= Beginning of Section =

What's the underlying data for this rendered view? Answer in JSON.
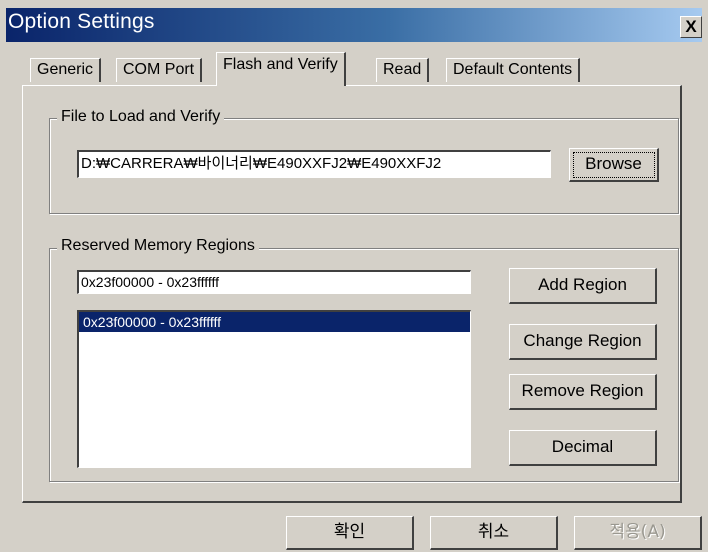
{
  "window": {
    "title": "Option Settings",
    "close_glyph": "X"
  },
  "tabs": [
    {
      "label": "Generic",
      "active": false
    },
    {
      "label": "COM Port",
      "active": false
    },
    {
      "label": "Flash and Verify",
      "active": true
    },
    {
      "label": "Read",
      "active": false
    },
    {
      "label": "Default Contents",
      "active": false
    }
  ],
  "file_group": {
    "label": "File to Load and Verify",
    "path_value": "D:₩CARRERA₩바이너리₩E490XXFJ2₩E490XXFJ2",
    "browse_label": "Browse"
  },
  "memory_group": {
    "label": "Reserved Memory Regions",
    "region_input_value": "0x23f00000 - 0x23ffffff",
    "list_items": [
      {
        "text": "0x23f00000 - 0x23ffffff",
        "selected": true
      }
    ],
    "add_label": "Add Region",
    "change_label": "Change Region",
    "remove_label": "Remove Region",
    "decimal_label": "Decimal"
  },
  "footer": {
    "ok_label": "확인",
    "cancel_label": "취소",
    "apply_label": "적용(A)",
    "apply_enabled": false
  },
  "colors": {
    "face": "#d4d0c8",
    "title_start": "#0a246a",
    "title_end": "#a6caf0",
    "selection": "#0a246a"
  }
}
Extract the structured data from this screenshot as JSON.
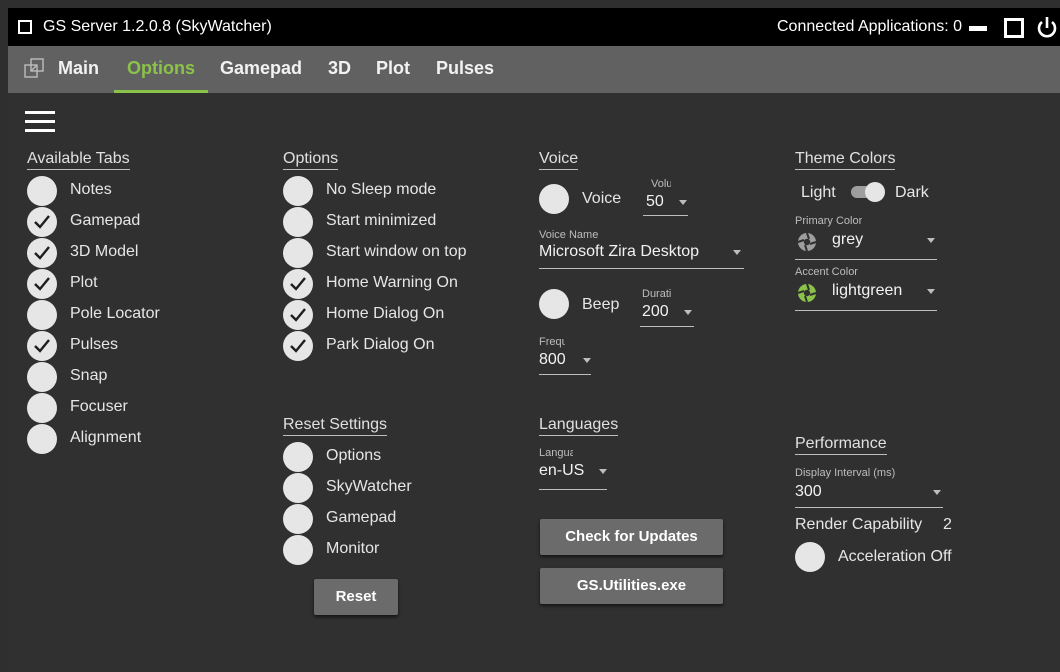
{
  "window": {
    "title": "GS Server 1.2.0.8 (SkyWatcher)",
    "connected": "Connected Applications: 0"
  },
  "tabs": [
    "Main",
    "Options",
    "Gamepad",
    "3D",
    "Plot",
    "Pulses"
  ],
  "active_tab": "Options",
  "available_tabs": {
    "title": "Available Tabs",
    "items": [
      {
        "label": "Notes",
        "checked": false
      },
      {
        "label": "Gamepad",
        "checked": true
      },
      {
        "label": "3D Model",
        "checked": true
      },
      {
        "label": "Plot",
        "checked": true
      },
      {
        "label": "Pole Locator",
        "checked": false
      },
      {
        "label": "Pulses",
        "checked": true
      },
      {
        "label": "Snap",
        "checked": false
      },
      {
        "label": "Focuser",
        "checked": false
      },
      {
        "label": "Alignment",
        "checked": false
      }
    ]
  },
  "options": {
    "title": "Options",
    "items": [
      {
        "label": "No Sleep mode",
        "checked": false
      },
      {
        "label": "Start minimized",
        "checked": false
      },
      {
        "label": "Start window on top",
        "checked": false
      },
      {
        "label": "Home Warning On",
        "checked": true
      },
      {
        "label": "Home Dialog On",
        "checked": true
      },
      {
        "label": "Park Dialog On",
        "checked": true
      }
    ]
  },
  "reset": {
    "title": "Reset Settings",
    "items": [
      {
        "label": "Options",
        "checked": false
      },
      {
        "label": "SkyWatcher",
        "checked": false
      },
      {
        "label": "Gamepad",
        "checked": false
      },
      {
        "label": "Monitor",
        "checked": false
      }
    ],
    "button": "Reset"
  },
  "voice": {
    "title": "Voice",
    "voice_label": "Voice",
    "volume_caption": "Volu",
    "volume": "50",
    "voice_name_caption": "Voice Name",
    "voice_name": "Microsoft Zira Desktop",
    "beep_label": "Beep",
    "duration_caption": "Durati",
    "duration": "200",
    "frequency_caption": "Frequ",
    "frequency": "800"
  },
  "languages": {
    "title": "Languages",
    "caption": "Languag",
    "value": "en-US"
  },
  "buttons": {
    "check_updates": "Check for Updates",
    "utilities": "GS.Utilities.exe"
  },
  "theme": {
    "title": "Theme Colors",
    "light": "Light",
    "dark": "Dark",
    "dark_mode": true,
    "primary_caption": "Primary Color",
    "primary": "grey",
    "primary_hex": "#9e9e9e",
    "accent_caption": "Accent Color",
    "accent": "lightgreen",
    "accent_hex": "#8bc34a"
  },
  "performance": {
    "title": "Performance",
    "interval_caption": "Display Interval (ms)",
    "interval": "300",
    "render_label": "Render Capability",
    "render_value": "2",
    "acceleration_label": "Acceleration Off",
    "acceleration_checked": false
  }
}
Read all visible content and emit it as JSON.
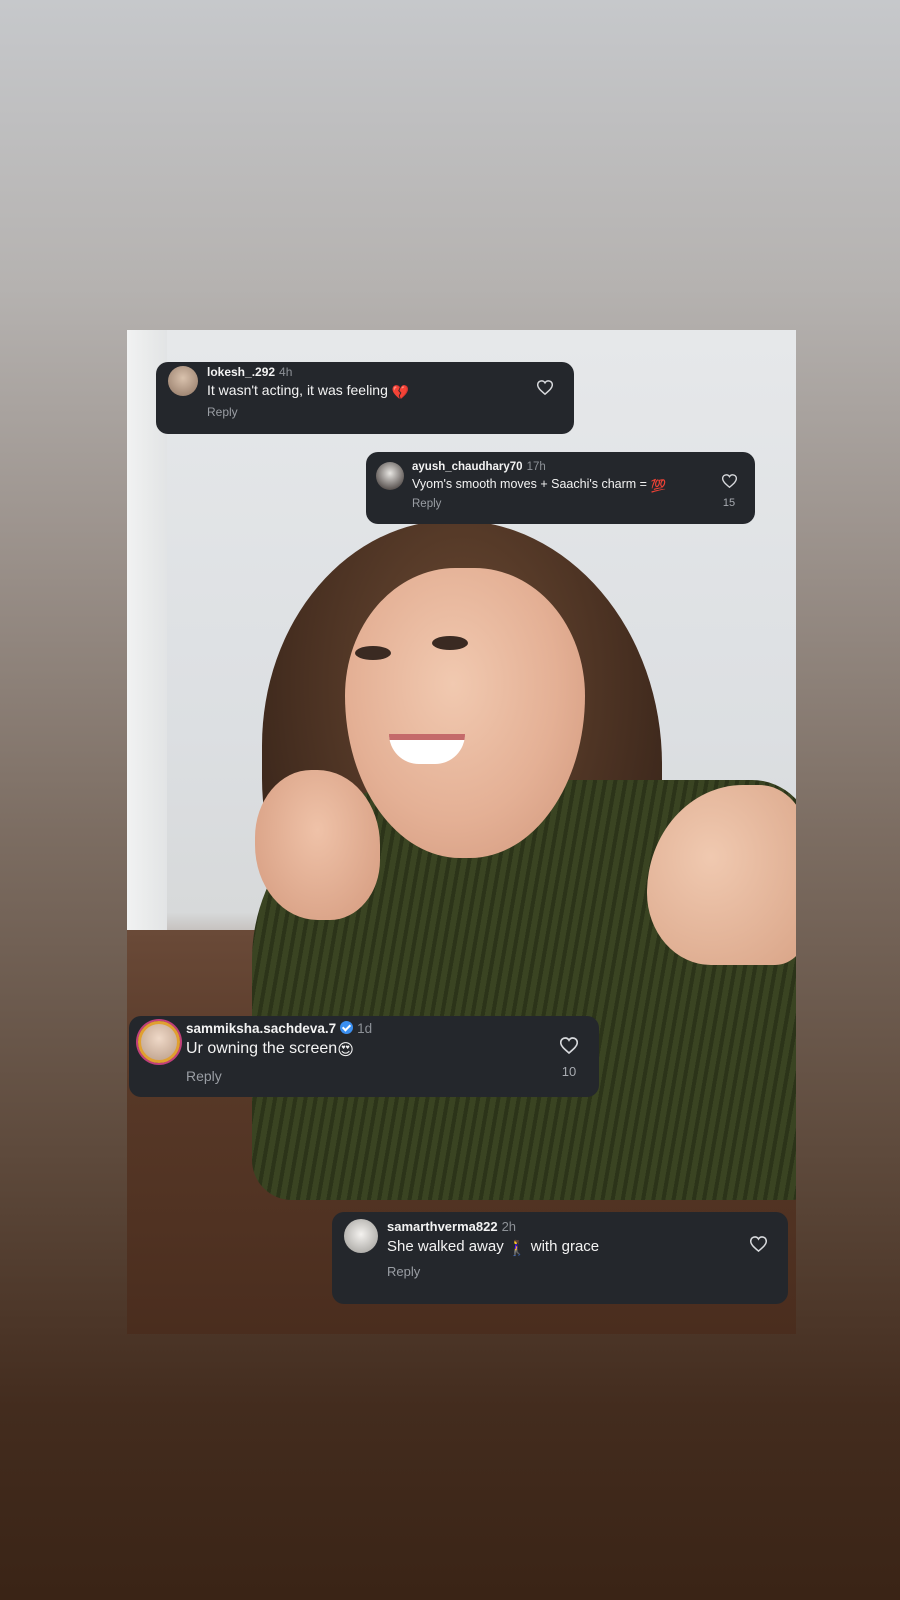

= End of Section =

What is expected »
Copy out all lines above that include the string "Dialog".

Completed exercise »
        "label": "Home Dialog On",
        "label": "Park Dialog On",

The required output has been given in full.